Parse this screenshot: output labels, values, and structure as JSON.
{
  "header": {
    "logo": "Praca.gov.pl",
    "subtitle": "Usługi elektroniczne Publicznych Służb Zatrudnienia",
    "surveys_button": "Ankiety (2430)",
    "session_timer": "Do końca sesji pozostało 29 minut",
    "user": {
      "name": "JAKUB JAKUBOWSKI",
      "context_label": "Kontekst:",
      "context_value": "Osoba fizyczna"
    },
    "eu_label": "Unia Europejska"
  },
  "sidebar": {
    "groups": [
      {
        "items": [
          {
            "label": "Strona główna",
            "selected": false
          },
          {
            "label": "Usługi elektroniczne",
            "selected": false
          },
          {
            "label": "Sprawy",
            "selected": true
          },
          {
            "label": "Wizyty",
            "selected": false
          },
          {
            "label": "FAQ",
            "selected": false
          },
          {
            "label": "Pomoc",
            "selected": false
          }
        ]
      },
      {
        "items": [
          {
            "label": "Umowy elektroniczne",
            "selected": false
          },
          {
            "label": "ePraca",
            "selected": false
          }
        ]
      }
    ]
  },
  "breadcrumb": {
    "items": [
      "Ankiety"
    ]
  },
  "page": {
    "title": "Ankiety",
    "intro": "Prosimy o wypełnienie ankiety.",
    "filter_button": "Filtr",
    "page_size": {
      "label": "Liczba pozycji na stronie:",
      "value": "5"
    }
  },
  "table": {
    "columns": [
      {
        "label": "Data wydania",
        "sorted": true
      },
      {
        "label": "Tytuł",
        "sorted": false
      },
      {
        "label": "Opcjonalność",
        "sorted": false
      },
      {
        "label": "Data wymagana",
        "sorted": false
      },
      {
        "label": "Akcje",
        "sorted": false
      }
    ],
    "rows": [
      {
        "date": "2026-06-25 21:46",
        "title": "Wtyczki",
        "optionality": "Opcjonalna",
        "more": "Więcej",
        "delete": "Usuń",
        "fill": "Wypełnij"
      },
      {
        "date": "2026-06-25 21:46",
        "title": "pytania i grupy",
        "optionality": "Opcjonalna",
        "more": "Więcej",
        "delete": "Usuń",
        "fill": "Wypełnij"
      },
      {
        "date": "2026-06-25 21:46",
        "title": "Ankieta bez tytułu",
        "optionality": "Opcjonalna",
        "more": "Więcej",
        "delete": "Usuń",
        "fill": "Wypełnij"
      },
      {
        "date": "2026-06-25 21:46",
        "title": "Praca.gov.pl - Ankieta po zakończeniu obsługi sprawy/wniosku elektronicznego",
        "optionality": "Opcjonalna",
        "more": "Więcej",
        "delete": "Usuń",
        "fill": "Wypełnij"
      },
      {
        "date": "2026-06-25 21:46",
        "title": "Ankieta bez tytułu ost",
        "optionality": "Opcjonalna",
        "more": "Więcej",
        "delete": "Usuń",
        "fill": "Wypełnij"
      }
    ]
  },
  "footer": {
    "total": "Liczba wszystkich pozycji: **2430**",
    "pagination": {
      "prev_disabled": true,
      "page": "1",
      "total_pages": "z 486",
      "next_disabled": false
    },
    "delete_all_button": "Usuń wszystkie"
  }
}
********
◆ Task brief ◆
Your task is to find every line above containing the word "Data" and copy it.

◆ Written answer ◆
        "label": "Data wydania",
        "label": "Data wymagana",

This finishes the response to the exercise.